Required work: Print, exactly and completely, the data that appears below.
☆ ☆ ☆
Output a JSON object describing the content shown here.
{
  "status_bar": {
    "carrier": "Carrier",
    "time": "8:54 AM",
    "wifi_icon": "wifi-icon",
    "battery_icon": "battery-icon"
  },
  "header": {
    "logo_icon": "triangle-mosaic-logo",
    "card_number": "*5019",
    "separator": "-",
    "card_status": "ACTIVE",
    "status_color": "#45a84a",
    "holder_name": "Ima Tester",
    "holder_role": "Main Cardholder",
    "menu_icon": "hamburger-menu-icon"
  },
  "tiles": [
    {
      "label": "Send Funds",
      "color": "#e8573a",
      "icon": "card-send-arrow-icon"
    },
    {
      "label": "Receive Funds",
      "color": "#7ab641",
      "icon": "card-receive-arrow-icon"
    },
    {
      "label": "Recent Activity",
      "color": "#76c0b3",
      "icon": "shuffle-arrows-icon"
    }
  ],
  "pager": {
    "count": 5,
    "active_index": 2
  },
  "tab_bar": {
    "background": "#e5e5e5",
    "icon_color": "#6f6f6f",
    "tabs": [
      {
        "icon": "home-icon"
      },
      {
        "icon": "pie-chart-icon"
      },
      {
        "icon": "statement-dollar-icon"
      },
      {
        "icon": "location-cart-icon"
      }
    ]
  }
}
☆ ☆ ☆
Response area:
Output a JSON object describing the content shown here.
{
  "status_bar": {
    "carrier": "Carrier",
    "time": "8:54 AM",
    "wifi_icon": "wifi-icon",
    "battery_icon": "battery-icon"
  },
  "header": {
    "logo_icon": "triangle-mosaic-logo",
    "card_number": "*5019",
    "separator": "-",
    "card_status": "ACTIVE",
    "status_color": "#45a84a",
    "holder_name": "Ima Tester",
    "holder_role": "Main Cardholder",
    "menu_icon": "hamburger-menu-icon"
  },
  "tiles": [
    {
      "label": "Send Funds",
      "color": "#e8573a",
      "icon": "card-send-arrow-icon"
    },
    {
      "label": "Receive Funds",
      "color": "#7ab641",
      "icon": "card-receive-arrow-icon"
    },
    {
      "label": "Recent Activity",
      "color": "#76c0b3",
      "icon": "shuffle-arrows-icon"
    }
  ],
  "pager": {
    "count": 5,
    "active_index": 2
  },
  "tab_bar": {
    "background": "#e5e5e5",
    "icon_color": "#6f6f6f",
    "tabs": [
      {
        "icon": "home-icon"
      },
      {
        "icon": "pie-chart-icon"
      },
      {
        "icon": "statement-dollar-icon"
      },
      {
        "icon": "location-cart-icon"
      }
    ]
  }
}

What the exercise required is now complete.